DATA TO USE -
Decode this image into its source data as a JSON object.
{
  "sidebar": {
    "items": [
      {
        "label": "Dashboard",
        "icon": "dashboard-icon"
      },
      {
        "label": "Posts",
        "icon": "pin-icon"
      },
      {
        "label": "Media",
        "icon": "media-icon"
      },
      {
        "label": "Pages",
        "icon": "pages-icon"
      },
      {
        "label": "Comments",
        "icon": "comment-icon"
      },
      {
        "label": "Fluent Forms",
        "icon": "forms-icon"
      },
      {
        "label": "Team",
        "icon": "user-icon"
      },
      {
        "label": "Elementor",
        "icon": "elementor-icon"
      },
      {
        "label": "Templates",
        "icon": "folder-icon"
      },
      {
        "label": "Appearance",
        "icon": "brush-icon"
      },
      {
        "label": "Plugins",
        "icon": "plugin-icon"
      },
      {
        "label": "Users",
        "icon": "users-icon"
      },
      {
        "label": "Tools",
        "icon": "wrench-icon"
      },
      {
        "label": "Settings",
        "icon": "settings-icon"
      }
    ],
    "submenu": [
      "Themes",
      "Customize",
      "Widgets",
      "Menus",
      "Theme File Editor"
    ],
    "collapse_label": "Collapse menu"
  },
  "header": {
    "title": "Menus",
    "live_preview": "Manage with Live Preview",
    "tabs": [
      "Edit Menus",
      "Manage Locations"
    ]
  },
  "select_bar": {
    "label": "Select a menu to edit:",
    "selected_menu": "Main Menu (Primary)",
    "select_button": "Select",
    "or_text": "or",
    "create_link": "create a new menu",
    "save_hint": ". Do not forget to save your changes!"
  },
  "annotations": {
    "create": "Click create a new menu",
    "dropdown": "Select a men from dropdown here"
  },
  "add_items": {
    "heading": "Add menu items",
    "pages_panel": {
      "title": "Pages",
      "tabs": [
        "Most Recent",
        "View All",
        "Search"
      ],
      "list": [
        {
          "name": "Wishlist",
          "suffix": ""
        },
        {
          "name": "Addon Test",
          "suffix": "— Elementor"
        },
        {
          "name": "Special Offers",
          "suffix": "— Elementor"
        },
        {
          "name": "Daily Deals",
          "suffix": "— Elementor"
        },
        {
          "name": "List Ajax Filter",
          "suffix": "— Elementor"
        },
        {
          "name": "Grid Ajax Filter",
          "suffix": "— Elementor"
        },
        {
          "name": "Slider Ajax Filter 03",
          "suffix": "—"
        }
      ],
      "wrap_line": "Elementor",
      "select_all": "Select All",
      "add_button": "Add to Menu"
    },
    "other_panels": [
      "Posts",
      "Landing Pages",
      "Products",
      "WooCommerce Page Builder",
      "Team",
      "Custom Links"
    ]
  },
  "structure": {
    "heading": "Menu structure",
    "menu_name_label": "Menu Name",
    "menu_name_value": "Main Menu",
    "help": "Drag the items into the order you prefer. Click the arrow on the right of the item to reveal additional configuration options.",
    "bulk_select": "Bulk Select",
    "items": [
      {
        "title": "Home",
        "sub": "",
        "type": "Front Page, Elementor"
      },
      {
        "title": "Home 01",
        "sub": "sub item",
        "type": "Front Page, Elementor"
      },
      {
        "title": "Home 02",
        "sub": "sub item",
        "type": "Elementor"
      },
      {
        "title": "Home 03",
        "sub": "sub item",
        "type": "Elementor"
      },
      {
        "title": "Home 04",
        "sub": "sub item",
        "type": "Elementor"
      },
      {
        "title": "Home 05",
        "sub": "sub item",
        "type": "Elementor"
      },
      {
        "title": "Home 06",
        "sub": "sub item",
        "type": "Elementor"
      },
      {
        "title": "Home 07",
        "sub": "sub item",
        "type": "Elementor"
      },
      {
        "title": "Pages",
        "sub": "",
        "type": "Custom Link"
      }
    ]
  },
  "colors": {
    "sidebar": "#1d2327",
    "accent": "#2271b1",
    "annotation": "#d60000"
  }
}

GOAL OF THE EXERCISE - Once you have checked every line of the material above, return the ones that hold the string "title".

SOLUTION -
    "title": "Menus",
      "title": "Pages",
        "title": "Home",
        "title": "Home 01",
        "title": "Home 02",
        "title": "Home 03",
        "title": "Home 04",
        "title": "Home 05",
        "title": "Home 06",
        "title": "Home 07",
        "title": "Pages",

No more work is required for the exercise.